> PROBLEM DETAILS
Your task is to restate the listing word for word without the pictures.

+===+

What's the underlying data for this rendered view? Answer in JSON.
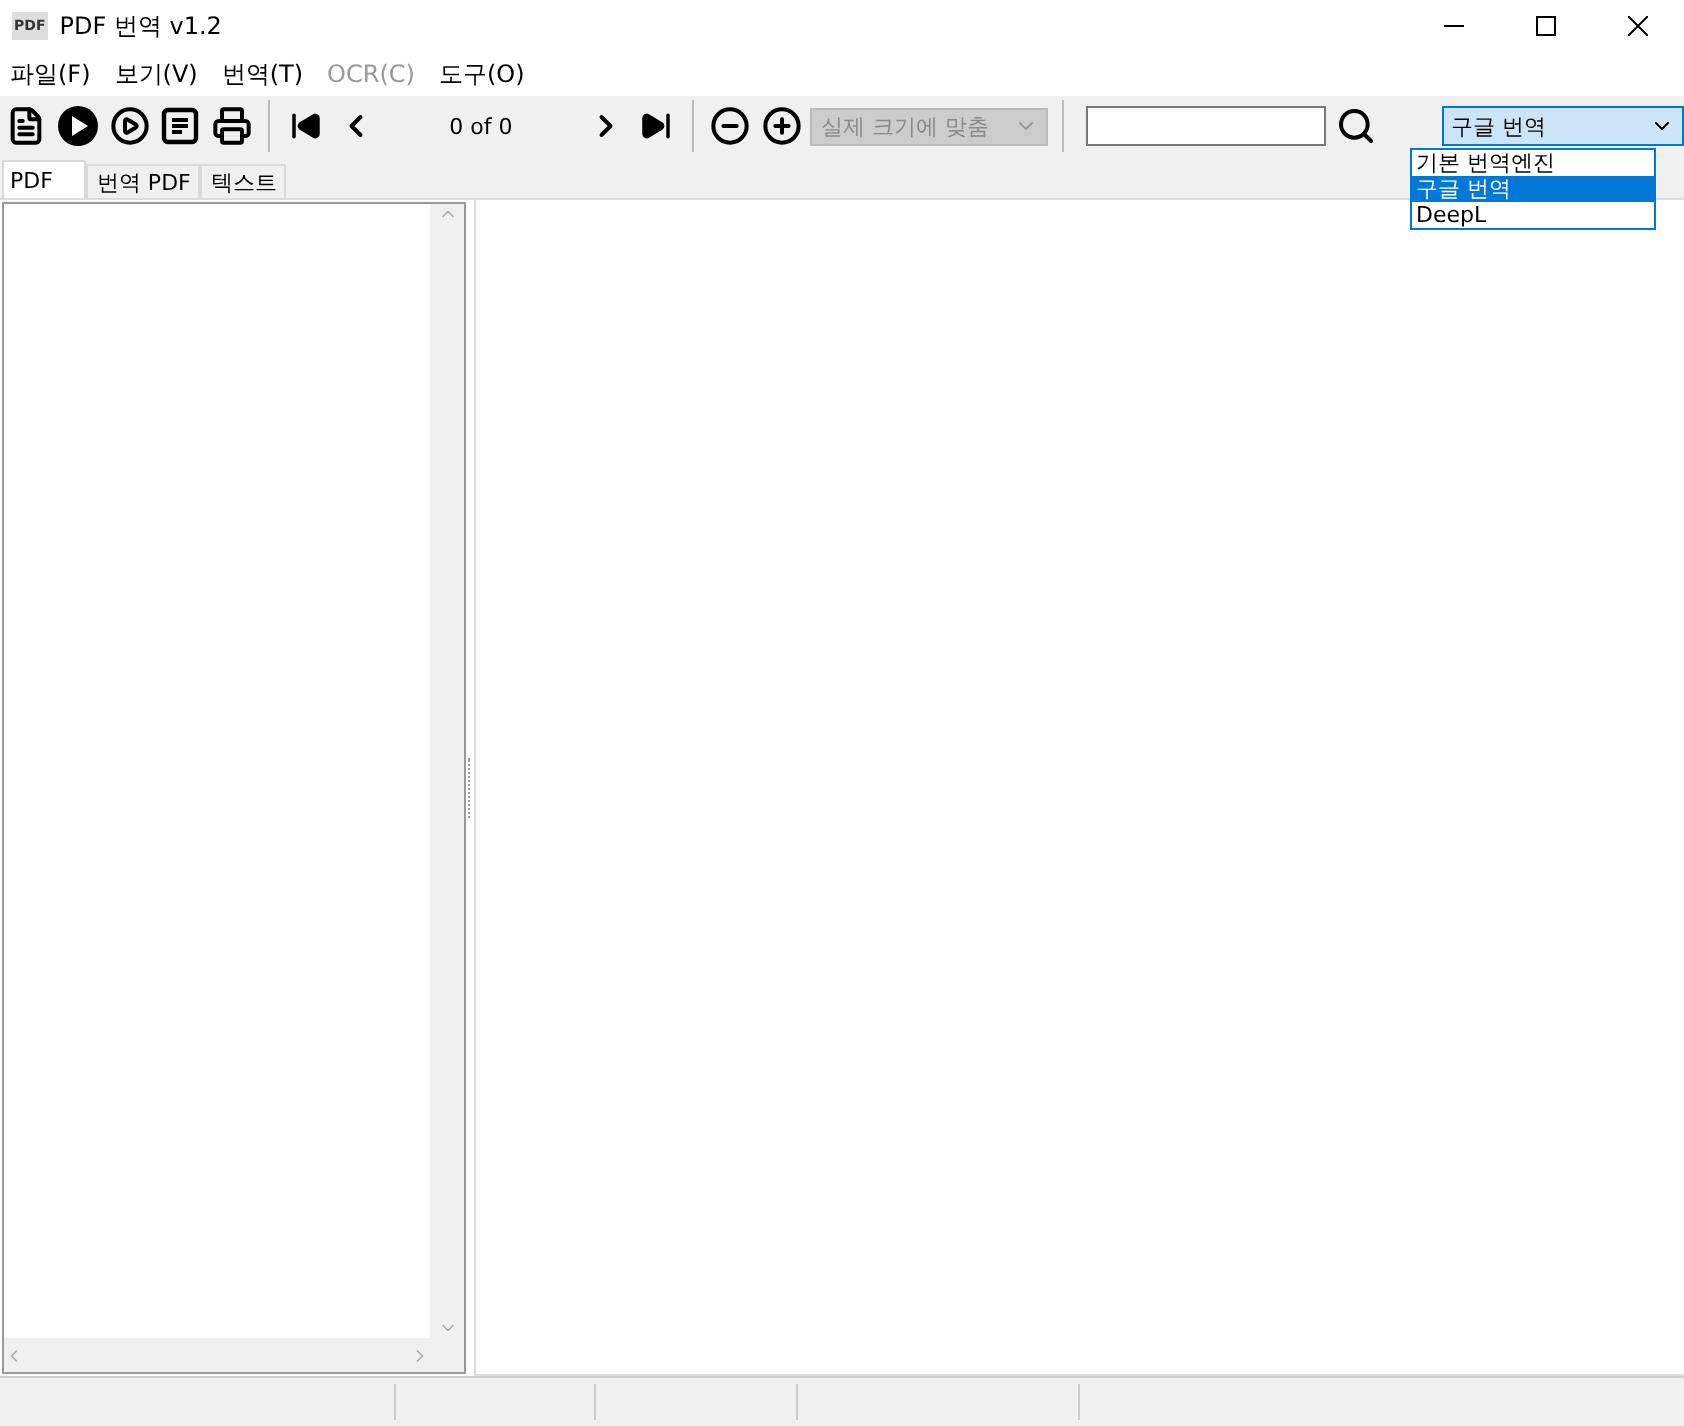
{
  "window": {
    "title": "PDF 번역 v1.2",
    "app_icon": "PDF"
  },
  "menu": [
    {
      "label": "파일(F)",
      "disabled": false
    },
    {
      "label": "보기(V)",
      "disabled": false
    },
    {
      "label": "번역(T)",
      "disabled": false
    },
    {
      "label": "OCR(C)",
      "disabled": true
    },
    {
      "label": "도구(O)",
      "disabled": false
    }
  ],
  "toolbar": {
    "page_indicator": "0 of 0",
    "zoom_select": {
      "value": "실제 크기에 맞춤",
      "disabled": true
    },
    "engine_select": {
      "value": "구글 번역",
      "expanded": true,
      "options": [
        {
          "label": "기본 번역엔진",
          "selected": false
        },
        {
          "label": "구글 번역",
          "selected": true
        },
        {
          "label": "DeepL",
          "selected": false
        }
      ]
    }
  },
  "tabs": [
    {
      "label": "PDF",
      "selected": true
    },
    {
      "label": "번역 PDF",
      "selected": false
    },
    {
      "label": "텍스트",
      "selected": false
    }
  ]
}
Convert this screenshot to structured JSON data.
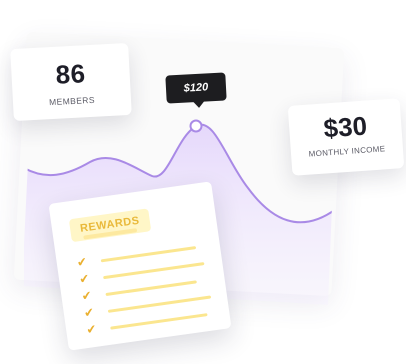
{
  "members": {
    "value": "86",
    "label": "MEMBERS"
  },
  "income": {
    "value": "$30",
    "label": "MONTHLY INCOME"
  },
  "tooltip": {
    "price": "$120"
  },
  "rewards": {
    "title": "REWARDS",
    "item_count": 5
  },
  "colors": {
    "line": "#a98ae6",
    "fill": "#e9defb",
    "tooltip_bg": "#1d1d20",
    "reward_accent": "#eab030",
    "reward_badge_bg": "#fff6c7"
  },
  "icons": [
    "check-icon"
  ]
}
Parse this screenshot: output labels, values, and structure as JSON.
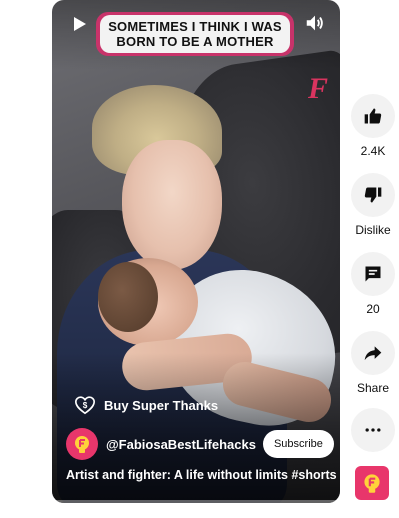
{
  "video": {
    "caption": "SOMETIMES I THINK I WAS BORN TO BE A MOTHER",
    "watermark": "F",
    "super_thanks_label": "Buy Super Thanks",
    "channel_handle": "@FabiosaBestLifehacks",
    "subscribe_label": "Subscribe",
    "title": "Artist and fighter: A life without limits #shorts",
    "icons": {
      "play": "play-icon",
      "volume": "volume-icon",
      "super_thanks": "super-thanks-icon"
    }
  },
  "actions": {
    "like": {
      "label": "2.4K",
      "icon": "thumbs-up-icon"
    },
    "dislike": {
      "label": "Dislike",
      "icon": "thumbs-down-icon"
    },
    "comments": {
      "label": "20",
      "icon": "comment-icon"
    },
    "share": {
      "label": "Share",
      "icon": "share-icon"
    },
    "more": {
      "icon": "more-horizontal-icon"
    }
  },
  "colors": {
    "brand": "#e8366b",
    "caption_border": "#c8336a",
    "action_bg": "#f2f2f2"
  }
}
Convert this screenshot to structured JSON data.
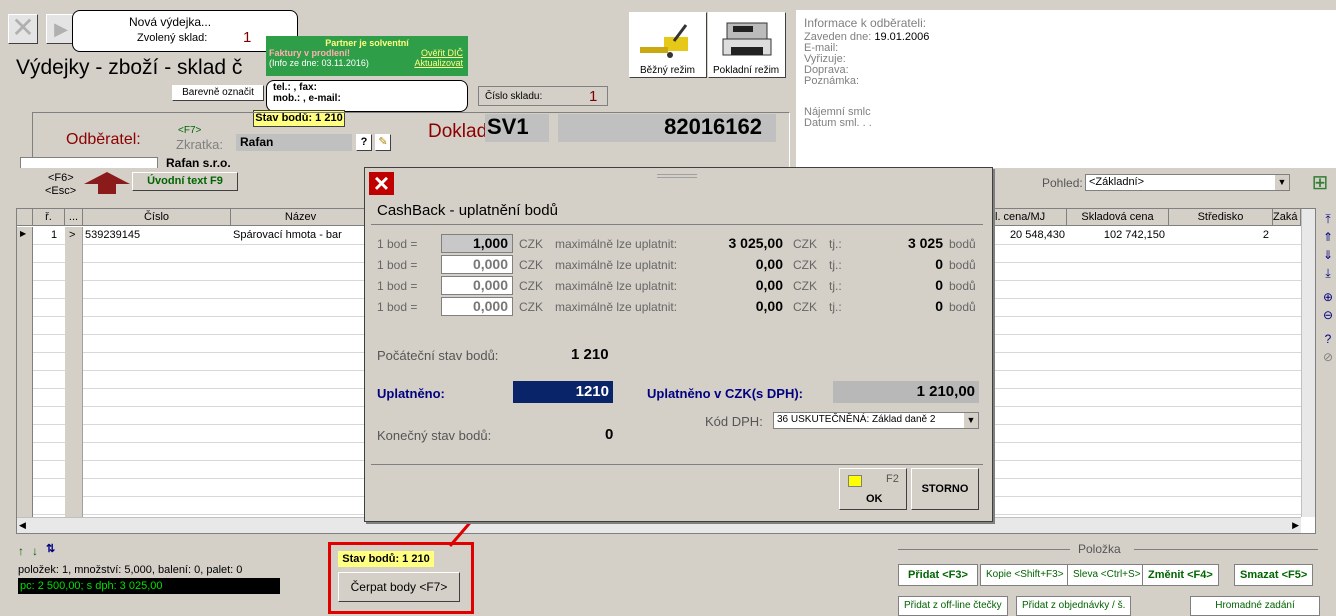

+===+

> SOLUTION TO THIS TASK
What's the underlying data for this rendered view? Answer in JSON.
{
  "window": {
    "title": "PDF 번역 v1.2",
    "app_icon": "PDF"
  },
  "menu": [
    {
      "label": "파일(F)",
      "disabled": false
    },
    {
      "label": "보기(V)",
      "disabled": false
    },
    {
      "label": "번역(T)",
      "disabled": false
    },
    {
      "label": "OCR(C)",
      "disabled": true
    },
    {
      "label": "도구(O)",
      "disabled": false
    }
  ],
  "toolbar": {
    "page_indicator": "0 of 0",
    "zoom_select": {
      "value": "실제 크기에 맞춤",
      "disabled": true
    },
    "engine_select": {
      "value": "구글 번역",
      "expanded": true,
      "options": [
        {
          "label": "기본 번역엔진",
          "selected": false
        },
        {
          "label": "구글 번역",
          "selected": true
        },
        {
          "label": "DeepL",
          "selected": false
        }
      ]
    }
  },
  "tabs": [
    {
      "label": "PDF",
      "selected": true
    },
    {
      "label": "번역 PDF",
      "selected": false
    },
    {
      "label": "텍스트",
      "selected": false
    }
  ]
}
Convert this screenshot to structured JSON data.
{
  "members": {
    "value": "86",
    "label": "MEMBERS"
  },
  "income": {
    "value": "$30",
    "label": "MONTHLY INCOME"
  },
  "tooltip": {
    "price": "$120"
  },
  "rewards": {
    "title": "REWARDS",
    "item_count": 5
  },
  "colors": {
    "line": "#a98ae6",
    "fill": "#e9defb",
    "tooltip_bg": "#1d1d20",
    "reward_accent": "#eab030",
    "reward_badge_bg": "#fff6c7"
  },
  "icons": [
    "check-icon"
  ]
}
Parse this screenshot: output labels, values, and structure as JSON.
{
  "video": {
    "caption": "SOMETIMES I THINK I WAS BORN TO BE A MOTHER",
    "watermark": "F",
    "super_thanks_label": "Buy Super Thanks",
    "channel_handle": "@FabiosaBestLifehacks",
    "subscribe_label": "Subscribe",
    "title": "Artist and fighter: A life without limits #shorts",
    "icons": {
      "play": "play-icon",
      "volume": "volume-icon",
      "super_thanks": "super-thanks-icon"
    }
  },
  "actions": {
    "like": {
      "label": "2.4K",
      "icon": "thumbs-up-icon"
    },
    "dislike": {
      "label": "Dislike",
      "icon": "thumbs-down-icon"
    },
    "comments": {
      "label": "20",
      "icon": "comment-icon"
    },
    "share": {
      "label": "Share",
      "icon": "share-icon"
    },
    "more": {
      "icon": "more-horizontal-icon"
    }
  },
  "colors": {
    "brand": "#e8366b",
    "caption_border": "#c8336a",
    "action_bg": "#f2f2f2"
  }
}
Convert this screenshot to structured JSON data.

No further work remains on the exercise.